So much for the V-shaped recovery. With even Jerome Powell warning that the US economy won't fully recover until the end of 2021 (assuming no second infection wave; should that happen it's pretty much game over), Goldman has quietly gone from V to U, and in the penultimate paragraph of David Kostin's latest Weekly Kickstart report, the Goldman strategist writes that he is further cutting his forecast for corporate profitability this year (which perhaps is why futures are on a rampage on Sunday night; not really - it's just because retail investors have gone batshit insane and are buying every fractional share they see, even as hedge funds remain paralyzed in dread at what's coming).
Validating the scariest - for bulls - chart, namely the one showing that 2-year (not 1-year forward) valuations are now the highest on record...

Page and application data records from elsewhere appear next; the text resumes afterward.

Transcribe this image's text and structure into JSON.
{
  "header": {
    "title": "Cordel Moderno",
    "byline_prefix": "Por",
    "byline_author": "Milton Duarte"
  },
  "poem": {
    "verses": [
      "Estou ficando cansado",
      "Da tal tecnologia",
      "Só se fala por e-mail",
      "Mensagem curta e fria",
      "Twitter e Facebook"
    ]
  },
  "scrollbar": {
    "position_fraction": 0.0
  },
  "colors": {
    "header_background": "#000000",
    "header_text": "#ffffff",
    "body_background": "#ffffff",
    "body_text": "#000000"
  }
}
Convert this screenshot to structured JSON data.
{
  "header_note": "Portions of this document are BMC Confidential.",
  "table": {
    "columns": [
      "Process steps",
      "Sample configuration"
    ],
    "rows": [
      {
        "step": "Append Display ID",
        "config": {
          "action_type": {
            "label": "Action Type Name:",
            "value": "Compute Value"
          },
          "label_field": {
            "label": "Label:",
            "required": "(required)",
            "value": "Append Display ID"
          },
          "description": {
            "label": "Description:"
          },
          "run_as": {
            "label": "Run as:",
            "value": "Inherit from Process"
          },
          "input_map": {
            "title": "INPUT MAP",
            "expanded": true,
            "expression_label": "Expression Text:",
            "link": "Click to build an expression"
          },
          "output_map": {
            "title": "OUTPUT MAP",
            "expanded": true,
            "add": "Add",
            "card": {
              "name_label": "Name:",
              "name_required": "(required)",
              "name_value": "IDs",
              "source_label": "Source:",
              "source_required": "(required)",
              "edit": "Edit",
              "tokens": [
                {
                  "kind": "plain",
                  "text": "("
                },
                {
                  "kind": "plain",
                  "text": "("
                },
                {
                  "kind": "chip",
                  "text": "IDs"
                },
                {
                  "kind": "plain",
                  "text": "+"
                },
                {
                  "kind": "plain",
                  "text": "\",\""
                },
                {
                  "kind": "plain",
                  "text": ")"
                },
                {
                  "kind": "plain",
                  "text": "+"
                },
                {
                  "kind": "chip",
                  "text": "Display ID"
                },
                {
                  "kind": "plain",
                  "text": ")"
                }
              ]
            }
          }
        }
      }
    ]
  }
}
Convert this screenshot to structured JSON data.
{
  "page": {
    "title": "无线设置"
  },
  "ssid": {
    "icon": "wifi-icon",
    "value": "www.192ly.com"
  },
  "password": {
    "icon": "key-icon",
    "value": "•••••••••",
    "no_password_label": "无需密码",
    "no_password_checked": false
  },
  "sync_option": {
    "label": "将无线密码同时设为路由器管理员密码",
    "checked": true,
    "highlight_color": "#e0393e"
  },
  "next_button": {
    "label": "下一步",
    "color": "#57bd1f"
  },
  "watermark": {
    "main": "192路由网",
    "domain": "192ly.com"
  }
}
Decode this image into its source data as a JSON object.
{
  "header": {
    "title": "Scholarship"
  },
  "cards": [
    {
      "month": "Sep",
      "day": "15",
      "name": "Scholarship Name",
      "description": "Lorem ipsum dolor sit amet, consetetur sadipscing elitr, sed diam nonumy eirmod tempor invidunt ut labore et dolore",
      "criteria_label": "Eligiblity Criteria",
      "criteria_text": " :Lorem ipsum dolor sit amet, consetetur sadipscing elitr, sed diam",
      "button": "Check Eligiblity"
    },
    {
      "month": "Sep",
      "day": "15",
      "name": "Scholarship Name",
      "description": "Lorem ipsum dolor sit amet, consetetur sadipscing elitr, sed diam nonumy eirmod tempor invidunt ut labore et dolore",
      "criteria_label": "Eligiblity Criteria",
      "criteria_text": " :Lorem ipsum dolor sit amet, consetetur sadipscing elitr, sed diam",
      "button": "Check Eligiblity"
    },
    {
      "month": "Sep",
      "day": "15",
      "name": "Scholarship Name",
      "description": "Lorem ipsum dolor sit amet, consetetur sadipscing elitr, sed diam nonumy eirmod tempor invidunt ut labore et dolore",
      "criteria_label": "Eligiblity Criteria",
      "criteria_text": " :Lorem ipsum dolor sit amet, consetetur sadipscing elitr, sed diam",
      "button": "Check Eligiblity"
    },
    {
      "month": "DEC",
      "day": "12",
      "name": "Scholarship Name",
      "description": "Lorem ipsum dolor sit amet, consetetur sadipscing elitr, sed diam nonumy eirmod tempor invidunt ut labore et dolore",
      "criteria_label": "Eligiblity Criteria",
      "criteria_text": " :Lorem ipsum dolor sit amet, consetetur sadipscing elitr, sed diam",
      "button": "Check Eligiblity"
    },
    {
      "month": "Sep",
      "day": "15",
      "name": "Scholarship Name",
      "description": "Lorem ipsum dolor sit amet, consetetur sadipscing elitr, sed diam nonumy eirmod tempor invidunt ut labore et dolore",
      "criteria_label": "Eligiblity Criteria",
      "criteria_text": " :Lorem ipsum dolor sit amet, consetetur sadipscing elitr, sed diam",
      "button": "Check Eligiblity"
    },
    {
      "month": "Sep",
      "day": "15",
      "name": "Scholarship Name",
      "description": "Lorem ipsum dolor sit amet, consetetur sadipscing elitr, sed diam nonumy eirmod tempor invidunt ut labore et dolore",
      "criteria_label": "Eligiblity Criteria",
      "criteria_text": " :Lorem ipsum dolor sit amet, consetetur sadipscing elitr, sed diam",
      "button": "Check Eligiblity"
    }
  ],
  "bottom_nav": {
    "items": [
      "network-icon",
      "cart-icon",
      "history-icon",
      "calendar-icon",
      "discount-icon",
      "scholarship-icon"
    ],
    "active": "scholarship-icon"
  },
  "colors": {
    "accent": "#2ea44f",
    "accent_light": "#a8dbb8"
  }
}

... Kostin writes that while he maintains his 2020 S&P 500 EPS estimate of $110 (-33%), he is adjusting his quarterly path of earnings growth in Q3 and Q4 substantially lower: "we still expect that 2Q will represent the trough in EPS growth, driven in part by further reserve builds in Financials, but we lift our 2Q growth estimate from -123% to -70% yr/yr given the relative health of several major stocks accounting for 20% of EPS." However, at the same time, Goldman is lowering its EPS growth estimates for 3Q to -30% (from -21%) and no longer sees a full recovery in the fourth quarter, instead expecting Q4 EPS to be down -17%Y/Y (from +27%) "to reflect a more gradual recovery with quarterly EPS remaining below 2019 levels for the full year."
Looking beyond 2020, the Goldmanite writes that "investors remain focused on how quickly lost earnings can be recouped" and for his part, has a "base case" forecast for S&P 500 EPS to reach $170 in 2021, just barely above the level from 2019 ($165), and which as a reminder was virtually unchanged with 2018 due to all the trade war tension and turmoil in 2019 which meant the only source of upside was multiple expansion. However, further bifurcating a market that is largely a reflection of just 5 megatech stocks (FAAMGs), the "recovery" would continue to be uneven, "with EPS in cyclical sectors unlikely to recover to 2019 levels by 2021" if ever.
An even worse, case, however, is Goldman's downside scenario where S&P 500 EPS falls to $70 this year and reach just $115 in 2021...
... which would mean that the S&P is now trading at a 25x multiple not on 2020 earnings by 2021!
"We envision this downside scenario occurring either because the path to economic normalization is slower than we now expect or because of lingering economic impact even after the spread has been controlled. "
The silver lining is that consensus bottom-up EPS estimates remain more closely aligned to Goldman's optimistic base case than its downside case; 2021 consensus estimates have been cut by 16% YTD to $165. Alas, consensus is always wrong, which means that within a few months, the talking heads will be on TV desperately seeking to justify why 3000 on the S&P make sense based on a 150 EPS in 2021.
And since fundamentals no longer matter, but fundamental analysts still have to somehow justify absolutely idiotic valuations, Goldman has done what until recently would have been deemed idiotic by most, and now admits that EPS are unlikely to return to previous peaks until 2023, which means that the
goalseeked "proper" forward PE multiple one should use is no longer based on 2020 EPS, or 2021, or even 2022 for that matter... but 2023!
In other words, we have now teleported into some batshit insane world, where one has to look at earnings 3.5 years into the future (which, needless to say, one has no hope in hell of accurately predicting... which is precisely why Goldman is using them) to "justify" current market valuations.